Fintech Borrowers: Lax-Screening or Cream-Skimming?
We study the personal credit market using unique individual-level data covering fintech and traditional lenders. We show that fintech lenders acquire market share by first lending to higher-risk borrowers and then to safer borrowers, and mainly rely on hard information to make credit decisions. Fintech borrowers are significantly more likely to default than neighbor individuals with the same characteristics borrowing from traditional financial institutions. Furthermore, they tend to experience only a short- lived reduction in the cost of credit, because their indebtedness increases more than non-fintech borrowers a few months after loan origination. However, fintech lenders' pricing strategies are likely to take this into account.
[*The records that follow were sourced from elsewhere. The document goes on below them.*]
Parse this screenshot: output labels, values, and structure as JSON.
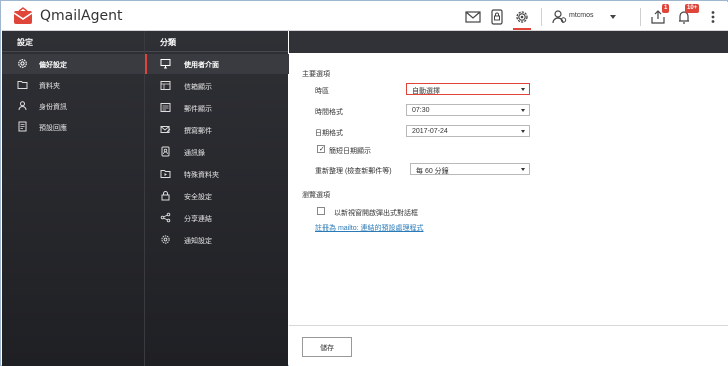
{
  "app": {
    "title": "QmailAgent"
  },
  "topbar": {
    "icons": [
      "mail-icon",
      "lock-icon",
      "settings-gear-icon",
      "user-icon",
      "tasks-icon",
      "notification-bell-icon",
      "more-menu-icon"
    ],
    "user_name": "mtcmos",
    "tasks_badge": "1",
    "notifications_badge": "10+",
    "accent_color": "#e0453a"
  },
  "settings_panel": {
    "header": "設定",
    "items": [
      {
        "label": "偏好設定",
        "icon": "gear-icon",
        "active": true
      },
      {
        "label": "資料夾",
        "icon": "folder-icon",
        "active": false
      },
      {
        "label": "身份資訊",
        "icon": "identity-icon",
        "active": false
      },
      {
        "label": "預設回應",
        "icon": "document-icon",
        "active": false
      }
    ]
  },
  "category_panel": {
    "header": "分類",
    "items": [
      {
        "label": "使用者介面",
        "icon": "monitor-icon",
        "active": true
      },
      {
        "label": "信箱顯示",
        "icon": "mailbox-view-icon",
        "active": false
      },
      {
        "label": "郵件顯示",
        "icon": "message-view-icon",
        "active": false
      },
      {
        "label": "撰寫郵件",
        "icon": "compose-icon",
        "active": false
      },
      {
        "label": "通訊錄",
        "icon": "address-book-icon",
        "active": false
      },
      {
        "label": "特殊資料夾",
        "icon": "special-folder-icon",
        "active": false
      },
      {
        "label": "安全設定",
        "icon": "lock-icon",
        "active": false
      },
      {
        "label": "分享連結",
        "icon": "share-icon",
        "active": false
      },
      {
        "label": "通知設定",
        "icon": "notification-gear-icon",
        "active": false
      }
    ]
  },
  "main_options": {
    "title": "主要選項",
    "timezone": {
      "label": "時區",
      "value": "自動選擇"
    },
    "time_format": {
      "label": "時間格式",
      "value": "07:30"
    },
    "date_format": {
      "label": "日期格式",
      "value": "2017-07-24"
    },
    "short_date": {
      "label": "簡短日期顯示",
      "checked": true
    },
    "refresh": {
      "label": "重新整理 (檢查新郵件等)",
      "value": "每 60 分鐘"
    }
  },
  "browser_options": {
    "title": "瀏覽選項",
    "new_window": {
      "label": "以新視窗開啟彈出式對話框",
      "checked": false
    },
    "mailto_link": "註冊為 mailto: 連結的預設處理程式"
  },
  "footer": {
    "save_label": "儲存"
  }
}
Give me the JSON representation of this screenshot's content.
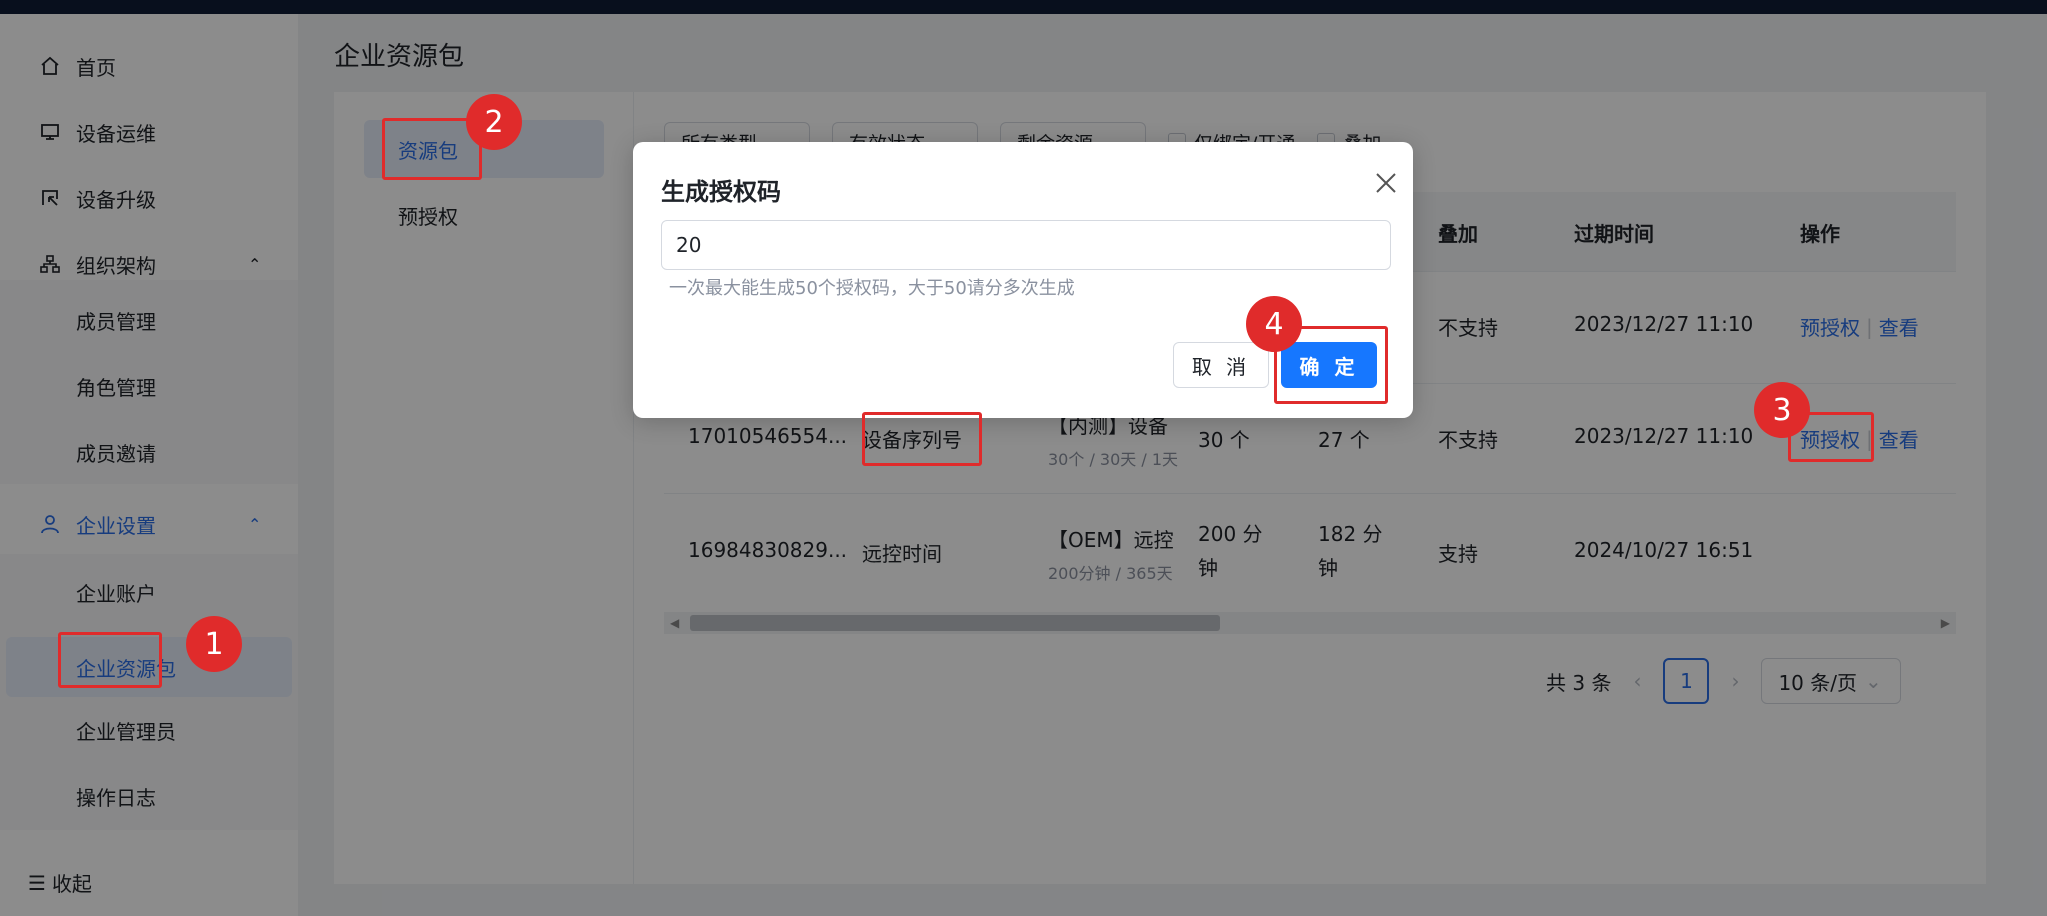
{
  "sidebar": {
    "items": [
      {
        "label": "首页"
      },
      {
        "label": "设备运维"
      },
      {
        "label": "设备升级"
      },
      {
        "label": "组织架构"
      }
    ],
    "org_sub": [
      "成员管理",
      "角色管理",
      "成员邀请"
    ],
    "enterprise": {
      "label": "企业设置"
    },
    "enterprise_sub": [
      "企业账户",
      "企业资源包",
      "企业管理员",
      "操作日志"
    ],
    "collapse_label": "收起"
  },
  "page": {
    "title": "企业资源包"
  },
  "subnav": [
    "资源包",
    "预授权"
  ],
  "filters": {
    "f1": "所有类型",
    "f2": "有效状态",
    "f3": "剩余资源",
    "chk1": "仅绑定/开通",
    "chk2": "叠加"
  },
  "table": {
    "headers": {
      "stack": "叠加",
      "expire": "过期时间",
      "ops": "操作"
    },
    "rows": [
      {
        "stack": "不支持",
        "expire": "2023/12/27 11:10",
        "op1": "预授权",
        "op2": "查看"
      },
      {
        "id": "17010546554...",
        "type": "设备序列号",
        "name": "【内测】设备",
        "sub": "30个 / 30天 / 1天",
        "total": "30 个",
        "remain": "27 个",
        "stack": "不支持",
        "expire": "2023/12/27 11:10",
        "op1": "预授权",
        "op2": "查看"
      },
      {
        "id": "16984830829...",
        "type": "远控时间",
        "name": "【OEM】远控",
        "sub": "200分钟 / 365天",
        "total1": "200 分",
        "total2": "钟",
        "remain1": "182 分",
        "remain2": "钟",
        "stack": "支持",
        "expire": "2024/10/27 16:51"
      }
    ]
  },
  "pager": {
    "total": "共 3 条",
    "current": "1",
    "size": "10 条/页"
  },
  "modal": {
    "title": "生成授权码",
    "input_value": "20",
    "hint": "一次最大能生成50个授权码，大于50请分多次生成",
    "cancel": "取 消",
    "ok": "确 定"
  },
  "markers": [
    "1",
    "2",
    "3",
    "4"
  ],
  "colors": {
    "accent": "#1677ff",
    "annotation": "#e02b2b"
  }
}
The views expressed herein are those of the authors and do not necessarily reflect the views of the National Bureau of Economic Research.
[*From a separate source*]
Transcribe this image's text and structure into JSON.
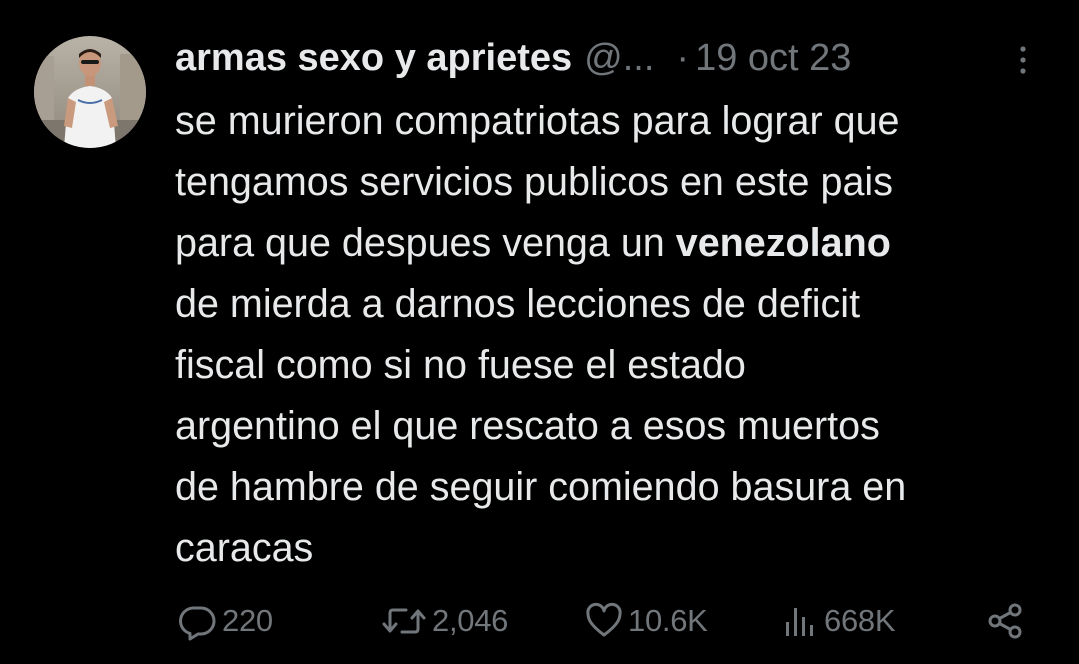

Marco Di Maggio & Vincent Yao & Itay Goldstein, 2021. "Fintech Borrowers: Lax Screening or Cream-Skimming?," The Review of Financial Studies, vol 34(10), pages 4565-4618.